Self-Administered Brain Stimulation Not a Good Idea Say Researchers - Dispatch Weekly

July 8, 2016 - Reading time: 3 minutes

People looking to enhance their cognitive abilities have been joining the “do-it-yourself” transcranial direct current stimulation (tDCS) bandwagon and this according to a team of researchers is a good thing.

Scientists at the Perelman School of Medicine at the University of Pennsylvania and Beth Israel Deaconess Medical Center, a Harvard Medical School teaching hospital have warned through an open letter in Annals of Neurology that the tDCS poses hidden risks to healthy individuals.

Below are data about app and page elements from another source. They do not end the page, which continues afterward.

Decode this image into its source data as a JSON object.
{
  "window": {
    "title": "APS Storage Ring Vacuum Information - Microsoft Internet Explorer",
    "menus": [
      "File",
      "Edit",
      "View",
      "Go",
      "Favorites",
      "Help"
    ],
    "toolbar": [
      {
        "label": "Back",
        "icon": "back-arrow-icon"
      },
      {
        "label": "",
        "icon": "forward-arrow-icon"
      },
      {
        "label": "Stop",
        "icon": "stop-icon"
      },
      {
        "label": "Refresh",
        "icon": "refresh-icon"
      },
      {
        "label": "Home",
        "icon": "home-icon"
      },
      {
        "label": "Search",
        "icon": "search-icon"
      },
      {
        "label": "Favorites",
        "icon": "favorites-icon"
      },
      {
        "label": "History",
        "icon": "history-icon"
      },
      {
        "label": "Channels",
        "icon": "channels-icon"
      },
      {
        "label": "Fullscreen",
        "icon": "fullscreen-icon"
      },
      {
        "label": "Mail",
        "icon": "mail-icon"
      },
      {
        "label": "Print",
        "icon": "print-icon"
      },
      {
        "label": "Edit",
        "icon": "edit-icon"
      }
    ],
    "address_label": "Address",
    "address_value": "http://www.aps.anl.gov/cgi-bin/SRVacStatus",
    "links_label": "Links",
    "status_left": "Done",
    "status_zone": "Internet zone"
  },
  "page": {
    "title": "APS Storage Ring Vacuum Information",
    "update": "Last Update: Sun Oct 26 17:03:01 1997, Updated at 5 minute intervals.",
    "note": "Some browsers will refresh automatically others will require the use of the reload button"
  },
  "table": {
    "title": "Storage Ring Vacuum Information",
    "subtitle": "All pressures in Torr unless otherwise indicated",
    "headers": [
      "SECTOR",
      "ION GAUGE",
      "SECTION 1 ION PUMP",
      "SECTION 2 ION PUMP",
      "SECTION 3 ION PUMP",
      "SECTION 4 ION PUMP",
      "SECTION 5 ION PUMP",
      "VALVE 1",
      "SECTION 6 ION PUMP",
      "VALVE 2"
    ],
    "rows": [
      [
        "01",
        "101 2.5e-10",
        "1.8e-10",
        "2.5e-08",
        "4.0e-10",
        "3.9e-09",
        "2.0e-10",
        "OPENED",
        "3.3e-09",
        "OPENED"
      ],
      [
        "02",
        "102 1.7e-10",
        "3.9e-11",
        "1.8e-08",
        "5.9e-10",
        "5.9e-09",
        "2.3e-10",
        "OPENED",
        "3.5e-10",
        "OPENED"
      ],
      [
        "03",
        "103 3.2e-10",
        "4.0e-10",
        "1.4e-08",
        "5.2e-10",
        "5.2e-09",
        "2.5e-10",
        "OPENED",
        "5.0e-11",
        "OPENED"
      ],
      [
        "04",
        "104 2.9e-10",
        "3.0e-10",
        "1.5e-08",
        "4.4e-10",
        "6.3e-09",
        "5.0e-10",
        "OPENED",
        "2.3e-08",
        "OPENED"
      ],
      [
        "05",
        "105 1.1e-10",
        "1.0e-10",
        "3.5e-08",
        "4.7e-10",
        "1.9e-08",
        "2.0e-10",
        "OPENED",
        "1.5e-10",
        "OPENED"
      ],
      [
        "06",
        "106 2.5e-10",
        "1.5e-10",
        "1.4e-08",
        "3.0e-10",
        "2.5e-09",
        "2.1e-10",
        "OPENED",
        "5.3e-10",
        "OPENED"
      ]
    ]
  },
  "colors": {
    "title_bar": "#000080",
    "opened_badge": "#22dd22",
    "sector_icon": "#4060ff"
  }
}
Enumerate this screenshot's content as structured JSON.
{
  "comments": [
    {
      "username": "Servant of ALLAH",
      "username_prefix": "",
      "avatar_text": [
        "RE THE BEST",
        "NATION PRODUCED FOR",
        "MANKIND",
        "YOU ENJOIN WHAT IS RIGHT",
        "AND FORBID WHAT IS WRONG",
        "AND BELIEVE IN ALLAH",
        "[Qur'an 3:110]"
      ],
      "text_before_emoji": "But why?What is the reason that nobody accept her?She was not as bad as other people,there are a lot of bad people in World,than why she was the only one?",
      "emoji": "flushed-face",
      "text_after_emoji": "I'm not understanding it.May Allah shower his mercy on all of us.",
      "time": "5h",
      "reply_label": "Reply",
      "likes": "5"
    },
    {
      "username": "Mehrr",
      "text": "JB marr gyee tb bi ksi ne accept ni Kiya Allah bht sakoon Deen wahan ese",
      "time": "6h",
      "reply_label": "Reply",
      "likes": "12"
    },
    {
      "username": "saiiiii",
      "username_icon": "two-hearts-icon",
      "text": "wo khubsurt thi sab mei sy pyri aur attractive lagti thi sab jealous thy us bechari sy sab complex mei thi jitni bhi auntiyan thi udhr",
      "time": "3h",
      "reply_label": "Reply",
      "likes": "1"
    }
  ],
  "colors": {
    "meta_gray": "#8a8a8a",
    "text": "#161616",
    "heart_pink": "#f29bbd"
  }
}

Studies have shown that tDCS can enhance cognition, and relieve symptoms of anxiety, depression, and other conditions and given how easy it is to make these tools, the practice of self-administered brain stimulation by the lay community has grown in recent years. tDCS involves a user wrapping the tDCS device around their head with electrodes placed at specific scalp locations. These placements are meant to target specific brain regions which transmit varying levels of electrical current to the brain to achieve the desired result, such as an enhanced state of relaxation, energy, focus, creativity, or a variety of other goals.

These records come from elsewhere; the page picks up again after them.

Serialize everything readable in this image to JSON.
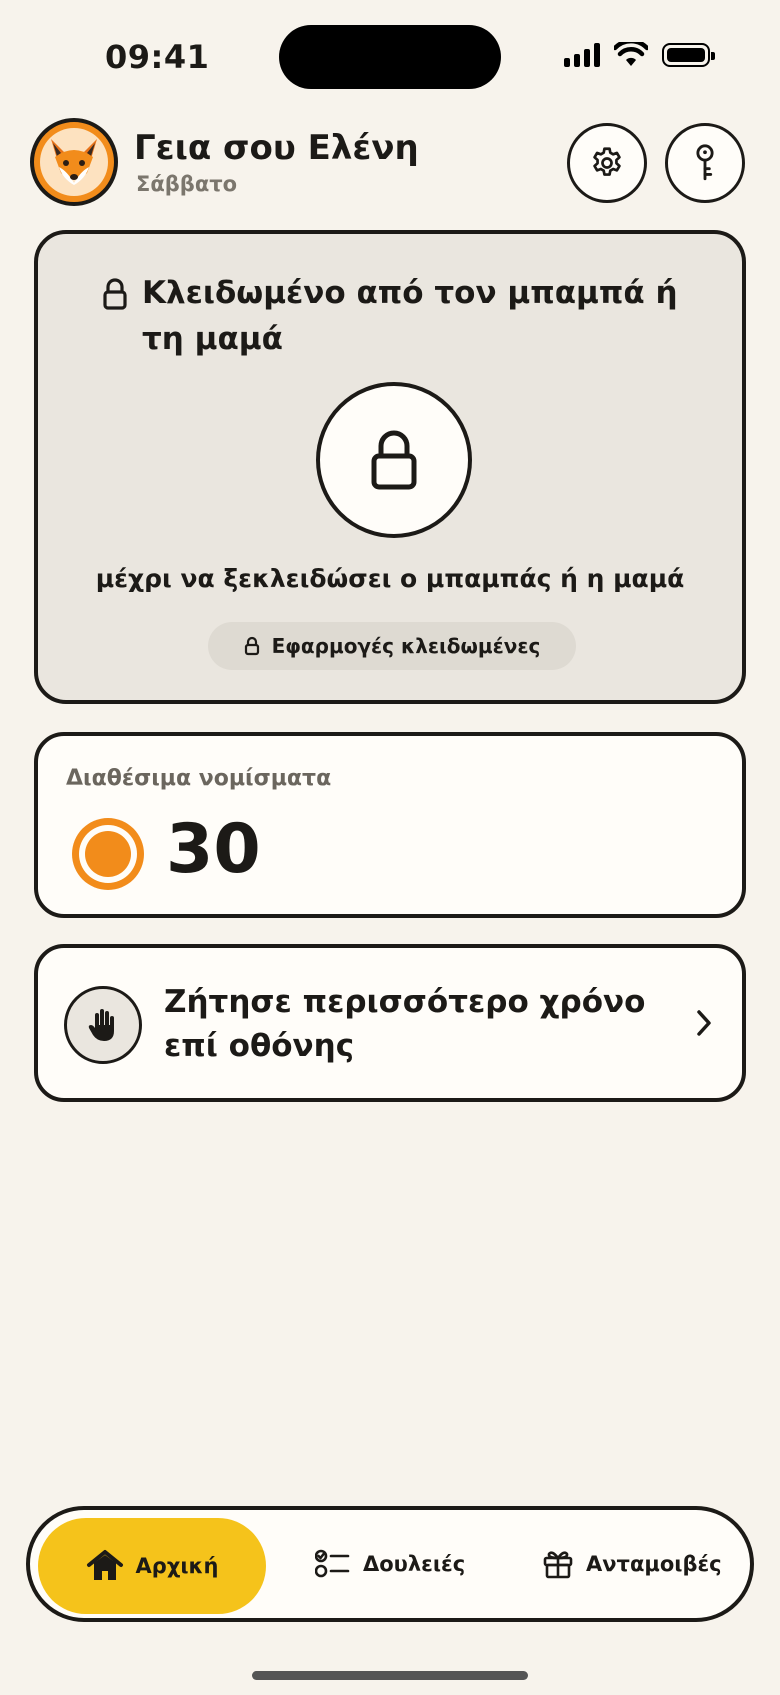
{
  "status_bar": {
    "time": "09:41"
  },
  "header": {
    "greeting": "Γεια σου Ελένη",
    "day": "Σάββατο",
    "avatar_icon": "fox-avatar"
  },
  "locked_card": {
    "title": "Κλειδωμένο από τον μπαμπά ή τη μαμά",
    "message": "μέχρι να ξεκλειδώσει ο μπαμπάς ή η μαμά",
    "apps_status": "Εφαρμογές κλειδωμένες"
  },
  "coins": {
    "label": "Διαθέσιμα νομίσματα",
    "value": "30"
  },
  "request": {
    "label": "Ζήτησε περισσότερο χρόνο επί οθόνης"
  },
  "nav": {
    "home": "Αρχική",
    "chores": "Δουλειές",
    "rewards": "Ανταμοιβές"
  },
  "colors": {
    "background": "#f7f3ec",
    "accent_yellow": "#f5c31b",
    "coin_orange": "#f28c1b",
    "ink": "#1c1a17"
  }
}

However, authors of the open letter have said that the results showing ability of tDCS to enhance cognition has led many users to believe that they will be able to achieve the same results, which is entirely a wrong assumption. Through the letter, which has been signed by 39 researchers who share this sentiment, they have warned that the outcome of the tDCS are unpredictable and that chances are that improper use could lead to harm than good.

Concerns in open letter

Authors have noted that it is not yet known whether stimulation extends beyond the specific brain regions targeted. These indirect effects may alter unintended brain functions. Further, what a person is doing during tDCS – reading a book, watching TV, sleeping – can change its effects. Which activity is best to achieve a certain change in brain function is not yet known.

The authors also suggest that small changes in tDCS settings, including the current’s amplitude, stimulation duration and electrode placement, can have large and unexpected effects; more stimulation is not necessarily better.

Finally, the group warns that the effects of tDCS vary across different people. Up to 30 percent of experimental subjects respond with changes in brain excitability in the opposite direction from other subjects using identical tDCS settings. Factors such as gender, handedness, hormones, medication, etc. could impact and potentially reverse a given tDCS effect. And, most research is conducted for the purpose of treating disease, with the goal of alleviating symptoms, with a detailed disclosure or risks as required of studies of human research subjects. The level of risk is quite different for healthy subjects performing tDCS at home.

DW Staff

David Lintott is the Editor-in-Chief, leading our team of talented freelance journalists. He specializes in covering culture, sport, and society. Originally from the decaying seaside town of Eastbourne, he attributes his insightful world-weariness to his roots in this unique setting.